The most recent and vivid manifestation of this economic crisis is the bankruptcy of Argentina, one of the most industrialised countries in Latin America. The Argentinean people have held massive demonstrations against the policies of successive governments. The police have fired on them leading to about 30 deaths so far.
A revolutionary government was elected in Venezuela in 1998 that threatens to spread some of the ideas of the Cuban revolution onto the continent of South America. The new leadership is pledged to overcome the poverty of the
masses of the Venezuelan people and to introduce popular people's democratic principles.
Venezuela is a major oil producing country and the idea that this wealth should go to the working people is indeed revolutionary. Will the example of Venezuela spread to Argentina?
There is also a long-term decline in the overall economic position of the United States. The economic centre of the world is shifting slowly but decisively from the US and Europe to Asia with China's economic growth being central to this shift.
Despite the Asian economic crisis of 1998 and the current recession affecting all the developed capitalist countries, socialist China has maintained an annual seven per cent or more growth rate. One of the real objectives of the war against Afghanistan is to surround China with US military bases.
Every recent meeting of the heads of the Western powers, the IMF, the World Bank and the WTO has been associated with massive popular demonstrations by tens of thousands of protestors.
The demonstrations have become so massive that meetings are held behind high fences and barricades and protected by thousands of police and troops.
Another event which would strike fear into the hearts of the imperialist powers was the Friendship Treaty entered into between the Russia Federation and the People's Republic of China, thereby ending many decades of animosity which had weakened the anti-imperialist front of major powers.
The war against Afghanistan and the establishment of US bases in Central Asia is to drive a wedge between these two powers.
Not unrelated to the building of warmer relations between Russia and China is the re-emergence of ideas calling for the reformation of a new union of at least some of the former republics that made up the Soviet Union.
There is strong support for this idea among the people or Russia, Belarus, Ukraine, Moldova and elsewhere in what are now "independent" republics. Furthermore, strong Communist Parties remain active in almost all of the former Soviet republics.
It is on the background of these and many other events that the question of motive — who needed and who stands to benefit from the attack on the WTC and the Pentagon — has to be answered.
I would urge all readers to think very seriously about these questions. The whole world is facing perhaps the most dangerous period in all history in which a cycle of endless and escalating war, waged with the most horrendous
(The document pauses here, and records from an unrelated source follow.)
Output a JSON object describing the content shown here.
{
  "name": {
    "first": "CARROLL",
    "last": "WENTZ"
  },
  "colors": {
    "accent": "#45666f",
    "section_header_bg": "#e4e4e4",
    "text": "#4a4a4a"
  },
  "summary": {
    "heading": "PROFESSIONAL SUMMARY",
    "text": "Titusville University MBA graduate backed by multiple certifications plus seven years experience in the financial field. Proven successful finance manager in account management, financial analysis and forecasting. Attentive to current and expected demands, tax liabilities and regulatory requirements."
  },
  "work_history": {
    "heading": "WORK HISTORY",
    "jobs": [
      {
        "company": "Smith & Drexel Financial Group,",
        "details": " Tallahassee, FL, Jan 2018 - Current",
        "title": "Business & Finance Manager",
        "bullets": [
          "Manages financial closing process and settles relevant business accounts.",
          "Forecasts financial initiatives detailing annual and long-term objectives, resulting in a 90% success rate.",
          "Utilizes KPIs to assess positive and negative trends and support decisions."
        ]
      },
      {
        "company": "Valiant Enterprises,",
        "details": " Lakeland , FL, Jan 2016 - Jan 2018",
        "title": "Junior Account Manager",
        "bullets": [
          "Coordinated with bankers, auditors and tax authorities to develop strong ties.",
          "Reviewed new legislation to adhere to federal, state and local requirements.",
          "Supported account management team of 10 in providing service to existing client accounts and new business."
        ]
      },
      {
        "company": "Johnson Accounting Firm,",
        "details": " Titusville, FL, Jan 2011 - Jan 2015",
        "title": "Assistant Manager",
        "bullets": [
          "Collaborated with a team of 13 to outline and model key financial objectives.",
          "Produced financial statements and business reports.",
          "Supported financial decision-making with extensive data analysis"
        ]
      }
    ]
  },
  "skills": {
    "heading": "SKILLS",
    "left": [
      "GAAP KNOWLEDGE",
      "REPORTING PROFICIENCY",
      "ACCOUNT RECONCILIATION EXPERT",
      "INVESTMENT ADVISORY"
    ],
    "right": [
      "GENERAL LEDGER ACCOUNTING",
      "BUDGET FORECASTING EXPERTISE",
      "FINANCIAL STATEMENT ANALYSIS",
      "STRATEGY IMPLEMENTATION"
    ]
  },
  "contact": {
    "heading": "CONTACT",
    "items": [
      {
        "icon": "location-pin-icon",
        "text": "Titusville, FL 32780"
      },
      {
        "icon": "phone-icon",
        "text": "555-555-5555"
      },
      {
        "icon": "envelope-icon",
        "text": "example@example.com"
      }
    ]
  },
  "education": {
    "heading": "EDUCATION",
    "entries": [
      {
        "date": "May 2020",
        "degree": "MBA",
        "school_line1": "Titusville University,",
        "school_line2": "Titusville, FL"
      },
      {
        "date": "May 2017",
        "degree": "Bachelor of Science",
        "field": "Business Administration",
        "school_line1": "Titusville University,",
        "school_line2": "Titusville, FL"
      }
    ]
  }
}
weapons, could lead to unparalleled and massive destruction and even to the end of human civilisation.
For more information check out www.cpa.org.au